Based on a case law established by the state Supreme Court in 2001, Sikma's suit claims stand-by fees, or fees charged on vacant properties for the possibility of future municipal services, are illegal.
The Supreme Court agreed with this argument in the case of a landowner who sued the city of Soap Lake over water service standby fees. The city was forced to pay back tens of thousands of dollars it had made off the fees since 1990 and had to stop charging them.
In the Holmes Harbor Sewer District, similar fees have been charged since the district built its sewer treatment plant in the early 1990s. However, Walker said, the fees have always been used specifically for providing sewer service. Soap Lake placed its stand-by revenue in its general fund for multiple uses.
Walker said the district's commissioners and its attorney, Michael Ruark, are "cautiously optimistic" about the case. He said district property owners have always known fees charged on vacant lots in the district benefit a sewer system they voted to build. Property values in the district are tied to that system.
"Without a sewer system here, your lot is a summer camping lot," he said.
Should the district lose the suit, Walker said, the district would lose a lot of income. The monthly cost of sewer fees paid by the district's 205 homeowners would likely jump from $58 to $93 to make up the difference.
For his part, Sikma claims the district owes him about $75,000 in stand-by fees. Should he win the suit, other vacant lot owners in the district could collect fees they have paid over the years.
But, he said Friday, the suit is not about money the district might lose.
"I don't see it that way," he said.
The suit is about whether or not it is charging fees according to state law, he said.

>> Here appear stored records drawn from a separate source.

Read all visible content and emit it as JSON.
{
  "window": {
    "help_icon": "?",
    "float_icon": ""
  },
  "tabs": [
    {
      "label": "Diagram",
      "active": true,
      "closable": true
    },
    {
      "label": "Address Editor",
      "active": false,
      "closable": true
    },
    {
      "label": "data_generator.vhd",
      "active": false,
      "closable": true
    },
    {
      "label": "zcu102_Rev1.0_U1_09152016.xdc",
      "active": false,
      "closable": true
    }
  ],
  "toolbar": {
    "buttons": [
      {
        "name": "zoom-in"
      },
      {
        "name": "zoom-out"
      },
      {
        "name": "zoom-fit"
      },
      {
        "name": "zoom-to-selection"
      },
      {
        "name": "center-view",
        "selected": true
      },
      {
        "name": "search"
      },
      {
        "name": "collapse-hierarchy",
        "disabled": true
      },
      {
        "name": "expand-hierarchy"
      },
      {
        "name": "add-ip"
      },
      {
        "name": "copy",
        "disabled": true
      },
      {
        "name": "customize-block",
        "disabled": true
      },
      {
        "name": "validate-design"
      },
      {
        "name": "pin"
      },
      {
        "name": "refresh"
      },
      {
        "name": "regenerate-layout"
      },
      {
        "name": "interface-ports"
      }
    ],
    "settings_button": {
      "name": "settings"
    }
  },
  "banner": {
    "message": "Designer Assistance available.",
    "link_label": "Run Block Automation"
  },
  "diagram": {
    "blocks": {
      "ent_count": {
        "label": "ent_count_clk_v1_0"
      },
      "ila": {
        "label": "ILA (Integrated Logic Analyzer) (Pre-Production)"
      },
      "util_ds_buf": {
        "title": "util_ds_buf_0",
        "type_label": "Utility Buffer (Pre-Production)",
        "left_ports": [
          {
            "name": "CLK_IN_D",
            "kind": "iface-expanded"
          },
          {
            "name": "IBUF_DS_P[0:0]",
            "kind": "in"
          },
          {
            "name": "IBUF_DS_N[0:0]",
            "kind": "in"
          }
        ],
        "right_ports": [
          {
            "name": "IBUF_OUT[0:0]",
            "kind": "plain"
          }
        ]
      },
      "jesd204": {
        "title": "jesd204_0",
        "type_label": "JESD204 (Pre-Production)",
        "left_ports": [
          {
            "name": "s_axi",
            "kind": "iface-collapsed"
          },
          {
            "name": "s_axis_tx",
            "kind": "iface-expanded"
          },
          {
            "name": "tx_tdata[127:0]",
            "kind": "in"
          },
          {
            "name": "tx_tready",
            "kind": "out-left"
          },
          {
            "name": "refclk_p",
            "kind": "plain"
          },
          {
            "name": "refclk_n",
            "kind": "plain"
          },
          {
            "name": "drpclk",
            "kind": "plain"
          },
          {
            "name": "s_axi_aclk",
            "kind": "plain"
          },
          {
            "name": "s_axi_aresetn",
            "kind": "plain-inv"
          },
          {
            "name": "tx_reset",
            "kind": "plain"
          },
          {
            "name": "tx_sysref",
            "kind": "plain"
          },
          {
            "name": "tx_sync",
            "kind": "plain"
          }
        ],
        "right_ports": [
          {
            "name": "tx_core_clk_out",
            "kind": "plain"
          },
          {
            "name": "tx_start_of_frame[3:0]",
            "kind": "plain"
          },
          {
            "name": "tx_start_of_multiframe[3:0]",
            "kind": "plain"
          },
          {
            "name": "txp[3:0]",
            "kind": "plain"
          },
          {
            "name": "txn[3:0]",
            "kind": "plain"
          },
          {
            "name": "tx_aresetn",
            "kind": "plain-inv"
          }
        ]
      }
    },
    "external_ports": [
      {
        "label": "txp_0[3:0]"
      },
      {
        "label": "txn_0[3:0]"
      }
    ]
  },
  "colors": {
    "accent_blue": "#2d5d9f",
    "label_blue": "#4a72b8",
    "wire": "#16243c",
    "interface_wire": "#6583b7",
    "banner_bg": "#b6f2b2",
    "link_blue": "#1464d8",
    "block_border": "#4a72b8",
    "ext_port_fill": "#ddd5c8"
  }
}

Sikma said he could not venture a prediction as to the outcome of the case.
Judge Alan Hancock will hear arguments in the case starting at 1 p.m. at the Island County Law and Justice Center.